Snow drifts in cartoonish swirls down the asphalt of my sleepy lane; in the same billowy breath, the muddy make of melted storms leaves the bank of the creek in my backyard glistening with manure-y dunes. I hear the ethereal wind instruments of spring, lilting in a too-soon summer song. And through all of this, with wandering steps and slow, leads unfailing fool Truth: It is the season of the un-season.

By rights, I am attached to the definitions of humanity. I cull description and boundary. However much I vaunt my open-mindedness, it recoils in an instant when I recall that I cling to names. A leaf. A brook. Wind. Winter. Spring. For without a name, to us, things are no things at all.

Which is most likely why the calm uncertainty of this state of in between causes me distress. This is not winter, and it is not spring. And if I were to call it spring-winter or winter-spring, what would anyone know of it? But if I say the creek babbles in idle chatter while my boots trudge through snow banks, nobody would call me mad. Perhaps there should be more than four seasons, and perhaps we should make it known.
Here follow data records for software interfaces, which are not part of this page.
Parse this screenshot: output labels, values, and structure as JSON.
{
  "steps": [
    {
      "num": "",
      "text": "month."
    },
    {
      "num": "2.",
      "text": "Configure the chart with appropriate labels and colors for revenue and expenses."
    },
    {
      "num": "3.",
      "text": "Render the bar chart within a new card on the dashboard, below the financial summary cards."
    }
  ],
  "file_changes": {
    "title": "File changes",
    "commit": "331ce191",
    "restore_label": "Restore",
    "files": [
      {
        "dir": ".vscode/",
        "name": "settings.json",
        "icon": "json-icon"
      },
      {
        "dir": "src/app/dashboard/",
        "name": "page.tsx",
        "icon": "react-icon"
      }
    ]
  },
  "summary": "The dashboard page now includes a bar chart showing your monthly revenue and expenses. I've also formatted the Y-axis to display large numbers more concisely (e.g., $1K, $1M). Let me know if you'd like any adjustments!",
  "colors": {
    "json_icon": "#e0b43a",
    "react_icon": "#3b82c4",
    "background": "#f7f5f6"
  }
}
At the moment, however, there is only the turmoil of Nature’s limbo: we are not this and we are not that. And in not knowing, I am dreadfully depressed. When it is winter—when the skies stretch limb to limb with gray and pocked canvases of white cover every scene; when my hands curl up, glowing red and wrinkled from the cold; when schools shut their doors and fireplaces roar—then I can nestle into comfort. I know I am who I am in a season that is. And I know what to do with it.
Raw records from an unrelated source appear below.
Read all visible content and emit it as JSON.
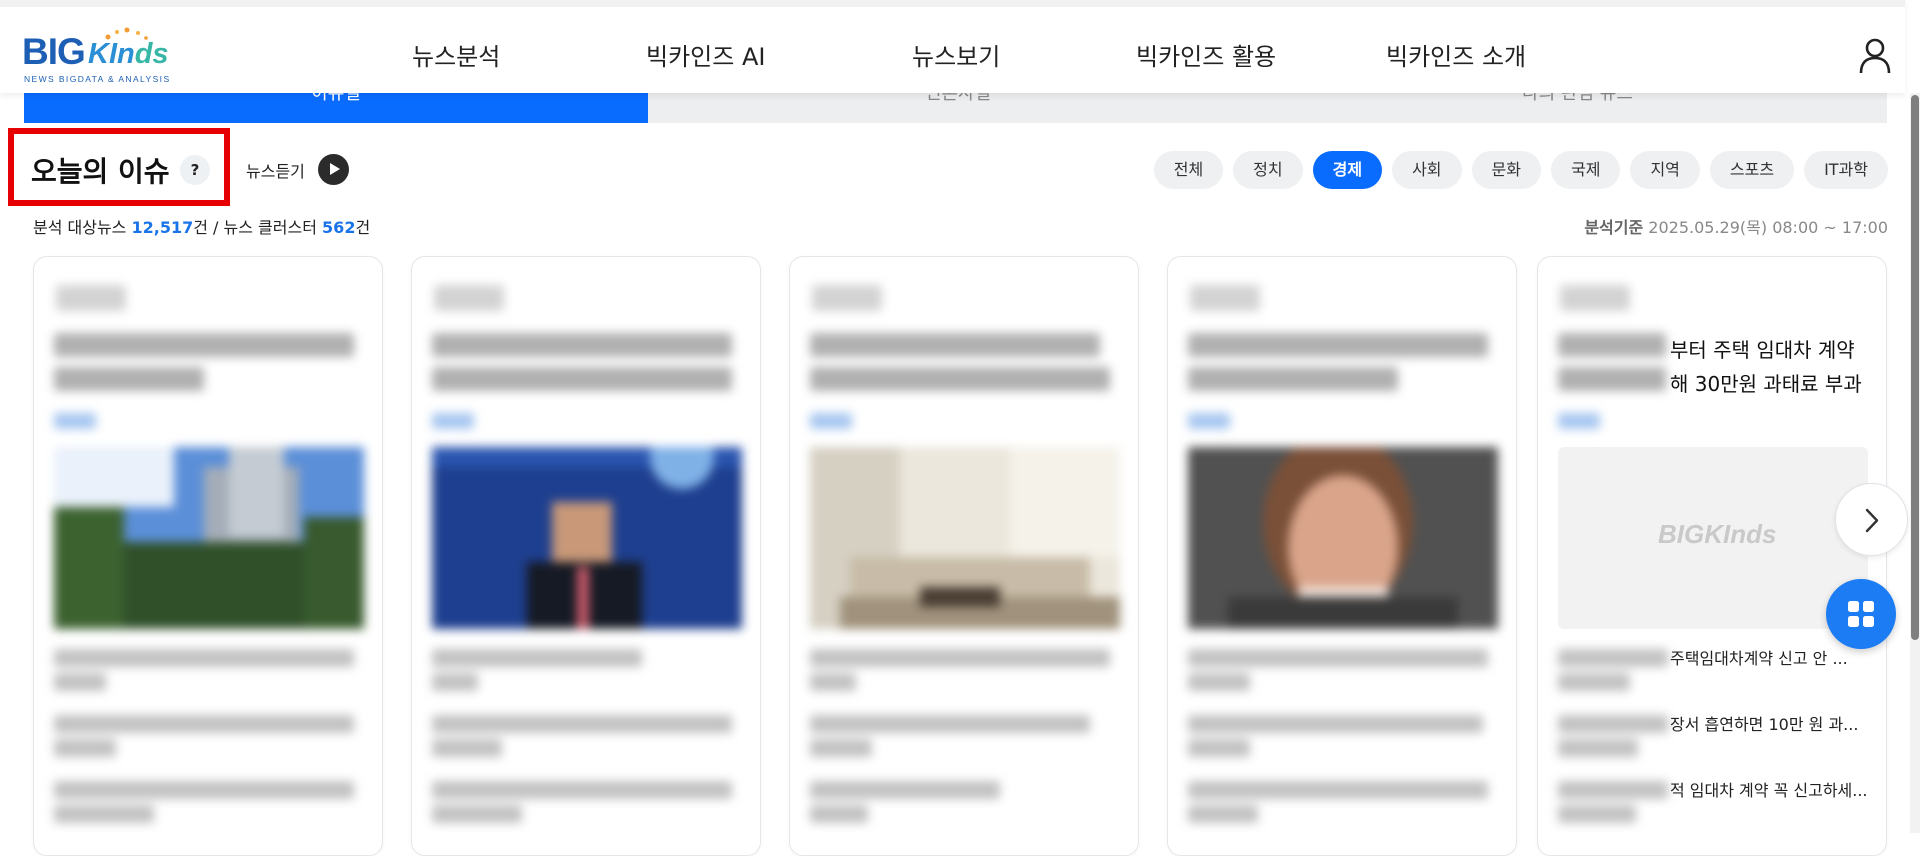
{
  "logo": {
    "big": "BIG",
    "kinds_main": "KIn",
    "kinds_tail": "ds",
    "subtitle": "NEWS BIGDATA & ANALYSIS"
  },
  "nav": {
    "items": [
      "뉴스분석",
      "빅카인즈 AI",
      "뉴스보기",
      "빅카인즈 활용",
      "빅카인즈 소개"
    ]
  },
  "tabs": [
    "이슈별",
    "언론사별",
    "나의 관심 뉴스"
  ],
  "issue": {
    "title": "오늘의 이슈",
    "help_label": "?",
    "listen_label": "뉴스듣기"
  },
  "categories": {
    "items": [
      "전체",
      "정치",
      "경제",
      "사회",
      "문화",
      "국제",
      "지역",
      "스포츠",
      "IT과학"
    ],
    "selected": "경제"
  },
  "stats": {
    "news_label": "분석 대상뉴스",
    "news_count": "12,517",
    "unit1": "건 / 뉴스 클러스터",
    "cluster_count": "562",
    "unit2": "건",
    "basis_label": "분석기준",
    "basis_value": "2025.05.29(목) 08:00 ~ 17:00"
  },
  "last_card": {
    "title_line1": "부터 주택 임대차 계약",
    "title_line2": "해 30만원 과태료 부과",
    "placeholder_logo": "BIGKInds",
    "items": [
      "주택임대차계약 신고 안 ...",
      "장서 흡연하면 10만 원 과...",
      "적 임대차 계약 꼭 신고하세..."
    ]
  },
  "colors": {
    "accent": "#0a6cff",
    "highlight_box": "#e60000",
    "count_blue": "#1a73e8"
  },
  "icons": {
    "user": "user-icon",
    "play": "play-icon",
    "next": "chevron-right-icon",
    "menu": "grid-icon"
  }
}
Or when it is spring—when the flowers dust off their piercing yellows and creatures of earth and sky put away their yawns—then I can resurrect the poetry of resurrection and the culture of newness that pervades every winding stream, every nascent forest, every blue-patched sky. I can reach my bare hands to the sky and feel them bask in the sun’s warmth.
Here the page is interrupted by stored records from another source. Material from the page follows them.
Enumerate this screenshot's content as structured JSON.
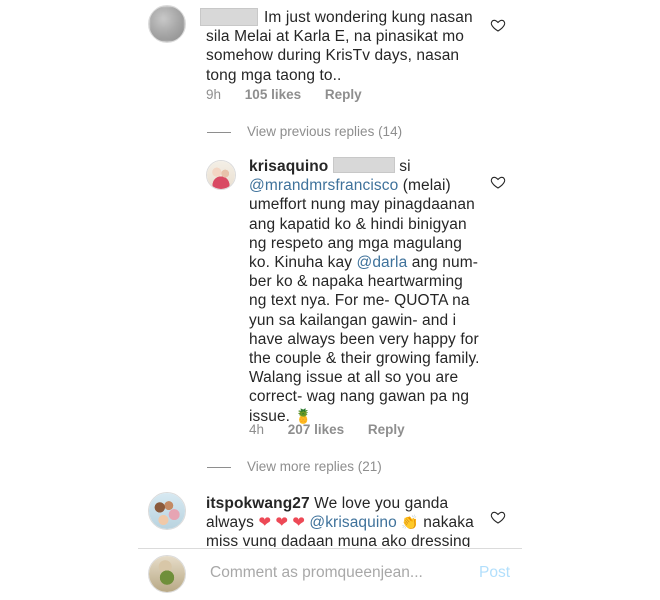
{
  "comments": [
    {
      "text": "Im just wondering kung nasan sila Melai at Karla E, na pinasikat mo somehow during KrisTv days, nasan tong mga taong to..",
      "lines": [
        "Im just wondering kung nasan",
        "sila Melai at Karla E, na pinasikat mo",
        "somehow during KrisTv days, nasan",
        "tong mga taong to.."
      ],
      "time": "9h",
      "likes": "105 likes",
      "reply": "Reply"
    }
  ],
  "view_previous": "View previous replies (14)",
  "reply": {
    "username": "krisaquino",
    "mention_after_user": "si",
    "mention": "@mrandmrsfrancisco",
    "line1_rest": "(melai)",
    "lines": [
      "umeffort nung may pinagdaanan",
      "ang kapatid ko & hindi binigyan",
      "ng respeto ang mga magulang"
    ],
    "line5_a": "ko. Kinuha kay",
    "line5_mention": "@darla",
    "line5_b": "ang num-",
    "lines2": [
      "ber ko & napaka heartwarming",
      "ng text nya. For me- QUOTA na",
      "yun sa kailangan gawin- and i",
      "have always been very happy for",
      "the couple & their growing family.",
      "Walang issue at all so you are",
      "correct- wag nang gawan pa ng"
    ],
    "last_line": "issue.",
    "emoji": "🍍",
    "time": "4h",
    "likes": "207 likes",
    "reply": "Reply"
  },
  "view_more": "View more replies (21)",
  "comment3": {
    "username": "itspokwang27",
    "line1": "We love you ganda",
    "line2_a": "always",
    "hearts": "❤ ❤ ❤",
    "mention": "@krisaquino",
    "emoji": "👏",
    "line2_b": "nakaka",
    "line3": "miss vung dadaan muna ako dressing"
  },
  "composer": {
    "placeholder": "Comment as promqueenjean...",
    "post": "Post"
  },
  "colors": {
    "mention": "#3f729b",
    "muted": "#8e8e8e",
    "heart": "#ed4956",
    "post_disabled": "#b2dffc"
  }
}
But what do I do when my hands still curl and the brook unleashes her diatribes? Or when snow prances down a road sided with buds of newly-minted blossoms flowering and grown? It is the time of the year that is paradoxical, ironic, juxtaposed with itself. And as one desperately limited and caged creature in that world, I shut up my mind and turn inward. I pretend away existence for the preference of my own self-indulgent fantasies. I live in a Norman Rockwell painting.

Writers should rejoice in these oddities—after all, every unique thing holds the makings of a muse. And yet, for me there is no luscious narrative, no creeping sadness, no rounded swell of life that holds its reason and explanation. It is enough for me to say: “You do not make sense, Mother.” And then, off to what distracts me.

Though I am still free in some respects, and altered by ideas not my own. And so, if spirits move about within us—and within the odd and temporal world—let them come and work a day on me. Perhaps an hour is all the more I’ll need, but I’m not confident. And it may be that when I have finally found a wintry stone on which to lay my head beneath a springtime sun while smiling, Mother will have changed on us again, and I will be forced to write of old and stale seasons.